[App and web page records]
====

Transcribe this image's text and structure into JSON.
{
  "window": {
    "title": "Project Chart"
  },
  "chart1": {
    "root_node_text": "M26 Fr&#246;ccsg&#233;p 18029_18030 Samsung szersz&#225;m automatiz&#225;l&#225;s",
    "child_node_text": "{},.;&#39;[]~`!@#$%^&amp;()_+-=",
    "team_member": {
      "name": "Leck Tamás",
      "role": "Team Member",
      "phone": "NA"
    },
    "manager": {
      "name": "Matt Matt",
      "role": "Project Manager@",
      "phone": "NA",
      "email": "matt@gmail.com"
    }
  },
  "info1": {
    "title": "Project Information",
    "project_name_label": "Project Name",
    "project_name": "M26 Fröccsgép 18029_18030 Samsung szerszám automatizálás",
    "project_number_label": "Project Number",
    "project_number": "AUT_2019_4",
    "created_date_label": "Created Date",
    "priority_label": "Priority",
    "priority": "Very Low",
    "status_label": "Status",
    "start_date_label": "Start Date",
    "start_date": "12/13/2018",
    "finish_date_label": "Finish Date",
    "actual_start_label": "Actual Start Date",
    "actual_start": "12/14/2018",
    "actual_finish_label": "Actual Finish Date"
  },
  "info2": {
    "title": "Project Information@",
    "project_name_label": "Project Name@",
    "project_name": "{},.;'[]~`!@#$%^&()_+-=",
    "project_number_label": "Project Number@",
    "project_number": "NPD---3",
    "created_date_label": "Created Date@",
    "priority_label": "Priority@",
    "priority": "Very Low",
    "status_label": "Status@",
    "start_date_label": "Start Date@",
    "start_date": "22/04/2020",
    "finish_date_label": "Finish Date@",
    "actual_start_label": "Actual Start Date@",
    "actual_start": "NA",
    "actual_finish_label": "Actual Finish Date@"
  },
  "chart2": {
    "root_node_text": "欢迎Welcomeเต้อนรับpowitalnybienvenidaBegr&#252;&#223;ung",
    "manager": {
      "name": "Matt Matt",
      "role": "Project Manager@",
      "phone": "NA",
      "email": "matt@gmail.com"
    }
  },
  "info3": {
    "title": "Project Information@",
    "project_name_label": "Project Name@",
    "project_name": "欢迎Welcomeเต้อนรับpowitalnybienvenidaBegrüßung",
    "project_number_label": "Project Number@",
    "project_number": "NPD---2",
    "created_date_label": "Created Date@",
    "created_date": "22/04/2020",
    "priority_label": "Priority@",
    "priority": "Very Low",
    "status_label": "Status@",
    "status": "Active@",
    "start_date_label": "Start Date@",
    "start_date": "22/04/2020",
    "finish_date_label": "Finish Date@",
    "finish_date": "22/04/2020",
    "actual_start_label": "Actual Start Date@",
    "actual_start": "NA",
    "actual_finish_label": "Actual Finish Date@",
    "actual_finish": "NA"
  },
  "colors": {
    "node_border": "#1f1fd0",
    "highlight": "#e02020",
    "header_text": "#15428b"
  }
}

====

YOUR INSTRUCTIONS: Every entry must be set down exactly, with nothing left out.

ANSWER TO THIS EXERCISE:
Transcribe this image's text and structure into JSON.
{
  "window": {
    "title": "Project Chart"
  },
  "chart1": {
    "root_node_text": "M26 Fr&#246;ccsg&#233;p 18029_18030 Samsung szersz&#225;m automatiz&#225;l&#225;s",
    "child_node_text": "{},.;&#39;[]~`!@#$%^&amp;()_+-=",
    "team_member": {
      "name": "Leck Tamás",
      "role": "Team Member",
      "phone": "NA"
    },
    "manager": {
      "name": "Matt Matt",
      "role": "Project Manager@",
      "phone": "NA",
      "email": "matt@gmail.com"
    }
  },
  "info1": {
    "title": "Project Information",
    "project_name_label": "Project Name",
    "project_name": "M26 Fröccsgép 18029_18030 Samsung szerszám automatizálás",
    "project_number_label": "Project Number",
    "project_number": "AUT_2019_4",
    "created_date_label": "Created Date",
    "priority_label": "Priority",
    "priority": "Very Low",
    "status_label": "Status",
    "start_date_label": "Start Date",
    "start_date": "12/13/2018",
    "finish_date_label": "Finish Date",
    "actual_start_label": "Actual Start Date",
    "actual_start": "12/14/2018",
    "actual_finish_label": "Actual Finish Date"
  },
  "info2": {
    "title": "Project Information@",
    "project_name_label": "Project Name@",
    "project_name": "{},.;'[]~`!@#$%^&()_+-=",
    "project_number_label": "Project Number@",
    "project_number": "NPD---3",
    "created_date_label": "Created Date@",
    "priority_label": "Priority@",
    "priority": "Very Low",
    "status_label": "Status@",
    "start_date_label": "Start Date@",
    "start_date": "22/04/2020",
    "finish_date_label": "Finish Date@",
    "actual_start_label": "Actual Start Date@",
    "actual_start": "NA",
    "actual_finish_label": "Actual Finish Date@"
  },
  "chart2": {
    "root_node_text": "欢迎Welcomeเต้อนรับpowitalnybienvenidaBegr&#252;&#223;ung",
    "manager": {
      "name": "Matt Matt",
      "role": "Project Manager@",
      "phone": "NA",
      "email": "matt@gmail.com"
    }
  },
  "info3": {
    "title": "Project Information@",
    "project_name_label": "Project Name@",
    "project_name": "欢迎Welcomeเต้อนรับpowitalnybienvenidaBegrüßung",
    "project_number_label": "Project Number@",
    "project_number": "NPD---2",
    "created_date_label": "Created Date@",
    "created_date": "22/04/2020",
    "priority_label": "Priority@",
    "priority": "Very Low",
    "status_label": "Status@",
    "status": "Active@",
    "start_date_label": "Start Date@",
    "start_date": "22/04/2020",
    "finish_date_label": "Finish Date@",
    "finish_date": "22/04/2020",
    "actual_start_label": "Actual Start Date@",
    "actual_start": "NA",
    "actual_finish_label": "Actual Finish Date@",
    "actual_finish": "NA"
  },
  "colors": {
    "node_border": "#1f1fd0",
    "highlight": "#e02020",
    "header_text": "#15428b"
  }
}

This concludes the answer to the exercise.